Work required: Sort through the data and copy the lines holding the word "Ampel".

(Source records)
•••••
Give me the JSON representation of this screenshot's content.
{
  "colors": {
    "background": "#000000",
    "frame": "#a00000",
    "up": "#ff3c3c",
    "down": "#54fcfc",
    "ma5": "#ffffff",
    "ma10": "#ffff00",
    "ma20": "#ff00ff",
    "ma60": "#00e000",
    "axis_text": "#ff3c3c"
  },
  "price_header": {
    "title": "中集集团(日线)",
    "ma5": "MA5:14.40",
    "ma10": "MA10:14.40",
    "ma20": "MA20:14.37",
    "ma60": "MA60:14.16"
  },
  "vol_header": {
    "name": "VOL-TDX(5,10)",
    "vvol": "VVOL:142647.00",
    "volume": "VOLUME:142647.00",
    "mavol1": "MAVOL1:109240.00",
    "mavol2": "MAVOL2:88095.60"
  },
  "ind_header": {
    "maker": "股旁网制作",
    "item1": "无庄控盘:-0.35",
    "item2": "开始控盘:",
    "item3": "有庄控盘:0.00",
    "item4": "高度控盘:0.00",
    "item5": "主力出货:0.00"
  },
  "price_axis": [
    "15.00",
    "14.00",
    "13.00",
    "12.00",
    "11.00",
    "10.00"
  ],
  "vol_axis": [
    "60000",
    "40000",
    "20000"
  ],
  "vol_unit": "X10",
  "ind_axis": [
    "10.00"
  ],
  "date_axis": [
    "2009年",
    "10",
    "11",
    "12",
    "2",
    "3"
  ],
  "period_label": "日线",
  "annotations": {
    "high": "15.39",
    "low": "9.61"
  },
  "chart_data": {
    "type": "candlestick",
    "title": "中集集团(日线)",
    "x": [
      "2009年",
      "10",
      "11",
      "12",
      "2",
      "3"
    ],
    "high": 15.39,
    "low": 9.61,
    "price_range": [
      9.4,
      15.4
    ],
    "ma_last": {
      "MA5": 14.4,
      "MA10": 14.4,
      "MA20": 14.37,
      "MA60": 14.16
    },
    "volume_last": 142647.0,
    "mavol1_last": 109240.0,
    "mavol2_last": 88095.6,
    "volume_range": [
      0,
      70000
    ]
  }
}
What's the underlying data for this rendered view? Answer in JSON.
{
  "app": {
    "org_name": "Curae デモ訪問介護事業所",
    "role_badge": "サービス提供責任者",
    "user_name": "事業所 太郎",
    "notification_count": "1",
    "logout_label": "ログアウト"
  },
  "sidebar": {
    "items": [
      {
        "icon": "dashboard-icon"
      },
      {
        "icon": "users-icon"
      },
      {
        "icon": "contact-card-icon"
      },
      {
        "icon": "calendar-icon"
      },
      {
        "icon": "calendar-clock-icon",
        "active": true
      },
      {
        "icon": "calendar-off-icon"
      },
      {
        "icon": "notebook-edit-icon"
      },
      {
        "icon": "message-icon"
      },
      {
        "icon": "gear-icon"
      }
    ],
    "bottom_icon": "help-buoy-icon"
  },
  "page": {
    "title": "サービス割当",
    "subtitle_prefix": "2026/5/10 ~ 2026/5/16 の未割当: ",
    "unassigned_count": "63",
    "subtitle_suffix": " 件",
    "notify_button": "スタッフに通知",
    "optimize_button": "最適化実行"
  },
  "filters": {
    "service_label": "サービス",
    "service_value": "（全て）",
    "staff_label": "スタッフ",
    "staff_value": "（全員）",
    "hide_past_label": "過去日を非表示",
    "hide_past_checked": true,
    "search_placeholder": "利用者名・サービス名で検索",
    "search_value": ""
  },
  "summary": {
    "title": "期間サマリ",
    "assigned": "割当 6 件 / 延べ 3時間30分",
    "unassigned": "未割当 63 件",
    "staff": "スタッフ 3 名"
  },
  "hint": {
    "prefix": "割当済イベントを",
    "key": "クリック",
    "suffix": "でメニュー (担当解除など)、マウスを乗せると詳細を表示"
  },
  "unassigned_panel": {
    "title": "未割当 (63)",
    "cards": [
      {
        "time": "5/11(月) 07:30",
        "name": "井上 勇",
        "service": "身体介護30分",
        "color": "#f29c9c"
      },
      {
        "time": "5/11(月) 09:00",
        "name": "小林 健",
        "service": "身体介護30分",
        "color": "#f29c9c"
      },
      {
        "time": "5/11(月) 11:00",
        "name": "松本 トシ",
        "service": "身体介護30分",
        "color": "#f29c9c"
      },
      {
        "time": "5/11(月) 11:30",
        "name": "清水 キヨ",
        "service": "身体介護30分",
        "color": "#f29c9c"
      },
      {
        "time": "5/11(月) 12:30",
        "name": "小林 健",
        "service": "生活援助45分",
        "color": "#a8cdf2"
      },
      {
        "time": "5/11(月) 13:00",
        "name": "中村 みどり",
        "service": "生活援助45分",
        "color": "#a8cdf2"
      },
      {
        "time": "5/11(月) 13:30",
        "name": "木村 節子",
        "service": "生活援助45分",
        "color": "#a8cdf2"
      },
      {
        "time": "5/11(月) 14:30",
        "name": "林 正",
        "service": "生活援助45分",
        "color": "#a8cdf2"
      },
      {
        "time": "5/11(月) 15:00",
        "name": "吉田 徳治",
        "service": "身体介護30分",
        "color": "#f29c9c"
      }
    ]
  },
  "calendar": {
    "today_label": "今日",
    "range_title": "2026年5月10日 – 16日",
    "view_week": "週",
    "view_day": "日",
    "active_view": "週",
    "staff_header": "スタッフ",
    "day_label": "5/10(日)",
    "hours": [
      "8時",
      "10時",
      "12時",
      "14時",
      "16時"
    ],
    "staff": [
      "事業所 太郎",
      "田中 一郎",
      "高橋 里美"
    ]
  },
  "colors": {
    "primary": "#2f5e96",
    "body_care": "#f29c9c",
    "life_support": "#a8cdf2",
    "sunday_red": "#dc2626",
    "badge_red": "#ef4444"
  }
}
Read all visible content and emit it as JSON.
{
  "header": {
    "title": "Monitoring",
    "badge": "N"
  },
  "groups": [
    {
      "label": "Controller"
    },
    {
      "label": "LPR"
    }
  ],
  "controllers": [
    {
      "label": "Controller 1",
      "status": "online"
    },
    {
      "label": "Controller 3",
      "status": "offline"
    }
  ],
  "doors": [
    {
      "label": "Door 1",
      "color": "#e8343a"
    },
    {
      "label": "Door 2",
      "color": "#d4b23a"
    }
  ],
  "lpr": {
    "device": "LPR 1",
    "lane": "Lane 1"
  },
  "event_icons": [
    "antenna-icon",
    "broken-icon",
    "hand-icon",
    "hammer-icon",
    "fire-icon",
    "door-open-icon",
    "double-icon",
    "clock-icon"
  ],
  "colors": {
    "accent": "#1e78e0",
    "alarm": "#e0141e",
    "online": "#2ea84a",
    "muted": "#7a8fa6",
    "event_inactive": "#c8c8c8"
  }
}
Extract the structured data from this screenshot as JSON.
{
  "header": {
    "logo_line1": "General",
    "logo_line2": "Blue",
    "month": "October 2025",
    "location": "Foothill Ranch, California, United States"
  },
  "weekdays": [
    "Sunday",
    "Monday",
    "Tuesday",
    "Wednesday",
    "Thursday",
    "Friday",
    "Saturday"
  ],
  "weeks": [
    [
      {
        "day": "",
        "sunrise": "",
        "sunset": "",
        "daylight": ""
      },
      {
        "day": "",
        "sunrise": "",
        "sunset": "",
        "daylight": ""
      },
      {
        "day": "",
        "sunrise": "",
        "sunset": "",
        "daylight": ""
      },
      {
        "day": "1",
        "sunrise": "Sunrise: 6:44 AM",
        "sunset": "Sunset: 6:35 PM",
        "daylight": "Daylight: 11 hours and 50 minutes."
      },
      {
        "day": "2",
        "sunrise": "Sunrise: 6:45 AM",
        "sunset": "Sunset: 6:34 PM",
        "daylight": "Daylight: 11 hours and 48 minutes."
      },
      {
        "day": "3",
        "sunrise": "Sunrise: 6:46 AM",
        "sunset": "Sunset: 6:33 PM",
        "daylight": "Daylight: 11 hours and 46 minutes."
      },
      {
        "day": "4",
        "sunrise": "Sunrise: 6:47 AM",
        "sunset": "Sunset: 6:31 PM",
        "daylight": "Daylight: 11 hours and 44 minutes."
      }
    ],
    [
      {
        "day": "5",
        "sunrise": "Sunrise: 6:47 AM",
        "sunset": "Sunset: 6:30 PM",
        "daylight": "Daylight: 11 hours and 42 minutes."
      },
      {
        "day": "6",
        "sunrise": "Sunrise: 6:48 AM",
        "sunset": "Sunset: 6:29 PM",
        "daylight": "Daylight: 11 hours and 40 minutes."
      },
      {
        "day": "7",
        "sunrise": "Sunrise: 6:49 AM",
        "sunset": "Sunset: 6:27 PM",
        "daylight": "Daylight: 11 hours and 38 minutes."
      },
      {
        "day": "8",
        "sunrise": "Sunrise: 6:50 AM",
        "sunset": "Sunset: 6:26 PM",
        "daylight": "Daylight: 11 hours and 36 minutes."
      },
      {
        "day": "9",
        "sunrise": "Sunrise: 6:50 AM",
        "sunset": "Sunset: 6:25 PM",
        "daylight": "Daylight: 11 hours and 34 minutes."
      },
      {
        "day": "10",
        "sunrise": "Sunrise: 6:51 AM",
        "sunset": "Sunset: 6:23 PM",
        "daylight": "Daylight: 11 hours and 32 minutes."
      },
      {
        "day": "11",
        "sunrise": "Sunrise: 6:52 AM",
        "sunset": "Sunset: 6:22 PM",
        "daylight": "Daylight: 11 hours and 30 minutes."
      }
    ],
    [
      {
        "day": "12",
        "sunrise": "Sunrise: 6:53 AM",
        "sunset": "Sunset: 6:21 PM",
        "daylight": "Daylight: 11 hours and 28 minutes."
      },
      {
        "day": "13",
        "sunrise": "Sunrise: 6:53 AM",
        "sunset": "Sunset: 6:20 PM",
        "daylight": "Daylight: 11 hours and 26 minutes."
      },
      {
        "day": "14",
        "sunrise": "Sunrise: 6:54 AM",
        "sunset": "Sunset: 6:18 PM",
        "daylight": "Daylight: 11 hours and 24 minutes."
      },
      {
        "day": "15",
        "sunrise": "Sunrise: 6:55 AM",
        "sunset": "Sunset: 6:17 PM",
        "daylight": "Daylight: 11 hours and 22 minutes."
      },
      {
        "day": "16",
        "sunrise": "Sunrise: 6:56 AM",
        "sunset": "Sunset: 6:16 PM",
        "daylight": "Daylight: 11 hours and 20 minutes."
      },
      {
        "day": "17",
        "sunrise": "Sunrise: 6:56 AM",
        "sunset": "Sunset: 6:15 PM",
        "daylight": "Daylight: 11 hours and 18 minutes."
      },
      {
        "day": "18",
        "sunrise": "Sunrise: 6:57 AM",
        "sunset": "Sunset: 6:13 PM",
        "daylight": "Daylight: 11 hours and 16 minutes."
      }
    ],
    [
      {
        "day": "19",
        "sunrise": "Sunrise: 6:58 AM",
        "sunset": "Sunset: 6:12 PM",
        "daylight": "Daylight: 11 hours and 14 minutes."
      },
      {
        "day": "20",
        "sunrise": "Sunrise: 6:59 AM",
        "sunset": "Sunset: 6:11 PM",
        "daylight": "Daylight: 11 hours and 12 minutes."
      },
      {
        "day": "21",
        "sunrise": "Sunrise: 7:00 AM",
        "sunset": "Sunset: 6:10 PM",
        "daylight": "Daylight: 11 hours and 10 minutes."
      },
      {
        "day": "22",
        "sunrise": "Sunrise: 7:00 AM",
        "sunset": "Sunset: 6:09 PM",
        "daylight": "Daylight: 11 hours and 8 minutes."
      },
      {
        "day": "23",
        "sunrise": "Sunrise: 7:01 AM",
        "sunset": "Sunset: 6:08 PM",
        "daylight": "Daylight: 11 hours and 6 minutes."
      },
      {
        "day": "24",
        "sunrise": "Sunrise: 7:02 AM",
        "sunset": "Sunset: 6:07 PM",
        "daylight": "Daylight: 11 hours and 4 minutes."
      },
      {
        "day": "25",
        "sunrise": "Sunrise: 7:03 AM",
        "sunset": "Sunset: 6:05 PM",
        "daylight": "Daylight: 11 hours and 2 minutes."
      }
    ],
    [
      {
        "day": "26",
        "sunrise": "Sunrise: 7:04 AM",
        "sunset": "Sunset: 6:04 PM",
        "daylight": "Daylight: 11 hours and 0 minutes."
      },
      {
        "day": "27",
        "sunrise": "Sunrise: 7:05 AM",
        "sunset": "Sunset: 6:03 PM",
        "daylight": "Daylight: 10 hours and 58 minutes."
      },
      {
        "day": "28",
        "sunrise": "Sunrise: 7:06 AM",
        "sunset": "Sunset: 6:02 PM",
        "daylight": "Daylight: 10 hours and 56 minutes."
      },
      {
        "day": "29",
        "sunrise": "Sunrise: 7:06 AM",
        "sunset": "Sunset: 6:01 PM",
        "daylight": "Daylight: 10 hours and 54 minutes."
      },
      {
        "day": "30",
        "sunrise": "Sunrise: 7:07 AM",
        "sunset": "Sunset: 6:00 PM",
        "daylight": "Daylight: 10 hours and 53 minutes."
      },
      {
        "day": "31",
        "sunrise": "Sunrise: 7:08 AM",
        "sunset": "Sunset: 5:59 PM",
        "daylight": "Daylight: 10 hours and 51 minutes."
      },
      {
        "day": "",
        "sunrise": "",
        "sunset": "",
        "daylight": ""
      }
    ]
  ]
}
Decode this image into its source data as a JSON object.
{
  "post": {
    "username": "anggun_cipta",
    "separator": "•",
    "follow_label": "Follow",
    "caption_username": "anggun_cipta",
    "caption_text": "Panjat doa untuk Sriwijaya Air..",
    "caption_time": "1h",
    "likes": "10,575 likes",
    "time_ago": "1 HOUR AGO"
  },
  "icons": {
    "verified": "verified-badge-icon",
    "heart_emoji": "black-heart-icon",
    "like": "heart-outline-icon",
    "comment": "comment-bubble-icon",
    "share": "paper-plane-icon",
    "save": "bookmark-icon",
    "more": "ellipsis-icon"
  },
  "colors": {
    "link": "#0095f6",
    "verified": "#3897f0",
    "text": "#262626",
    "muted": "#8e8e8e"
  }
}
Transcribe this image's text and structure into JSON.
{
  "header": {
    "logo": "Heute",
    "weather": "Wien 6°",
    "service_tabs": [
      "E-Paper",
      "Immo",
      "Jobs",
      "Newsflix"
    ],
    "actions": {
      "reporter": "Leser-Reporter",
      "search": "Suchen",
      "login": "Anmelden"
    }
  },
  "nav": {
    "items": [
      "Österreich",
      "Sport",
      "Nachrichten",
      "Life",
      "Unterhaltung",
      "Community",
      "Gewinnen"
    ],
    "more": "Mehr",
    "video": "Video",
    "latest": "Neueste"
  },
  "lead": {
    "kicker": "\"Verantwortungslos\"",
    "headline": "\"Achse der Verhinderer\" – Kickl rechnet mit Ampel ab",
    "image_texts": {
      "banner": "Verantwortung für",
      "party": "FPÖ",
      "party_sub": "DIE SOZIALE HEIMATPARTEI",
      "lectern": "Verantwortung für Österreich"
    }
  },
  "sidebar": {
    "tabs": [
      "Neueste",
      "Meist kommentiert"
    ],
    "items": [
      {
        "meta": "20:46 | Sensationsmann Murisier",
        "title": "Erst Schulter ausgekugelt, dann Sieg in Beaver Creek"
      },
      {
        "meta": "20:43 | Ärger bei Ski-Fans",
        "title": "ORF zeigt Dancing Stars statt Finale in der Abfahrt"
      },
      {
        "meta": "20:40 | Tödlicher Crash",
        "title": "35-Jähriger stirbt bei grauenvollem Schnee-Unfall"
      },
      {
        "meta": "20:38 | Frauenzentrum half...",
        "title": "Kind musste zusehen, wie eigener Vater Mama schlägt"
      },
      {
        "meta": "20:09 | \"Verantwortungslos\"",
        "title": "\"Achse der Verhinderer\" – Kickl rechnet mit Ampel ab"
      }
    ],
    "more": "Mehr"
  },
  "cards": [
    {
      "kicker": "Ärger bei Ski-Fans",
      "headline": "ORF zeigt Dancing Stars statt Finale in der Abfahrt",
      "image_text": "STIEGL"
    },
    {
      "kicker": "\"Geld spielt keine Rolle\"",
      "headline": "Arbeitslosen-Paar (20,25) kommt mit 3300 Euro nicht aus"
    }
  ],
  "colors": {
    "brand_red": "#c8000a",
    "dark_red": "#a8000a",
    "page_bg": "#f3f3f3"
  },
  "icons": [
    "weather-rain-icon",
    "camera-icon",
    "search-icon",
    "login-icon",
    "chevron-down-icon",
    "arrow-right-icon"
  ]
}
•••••
Answer to this problem:
    "headline": "\"Achse der Verhinderer\" – Kickl rechnet mit Ampel ab",
        "title": "\"Achse der Verhinderer\" – Kickl rechnet mit Ampel ab"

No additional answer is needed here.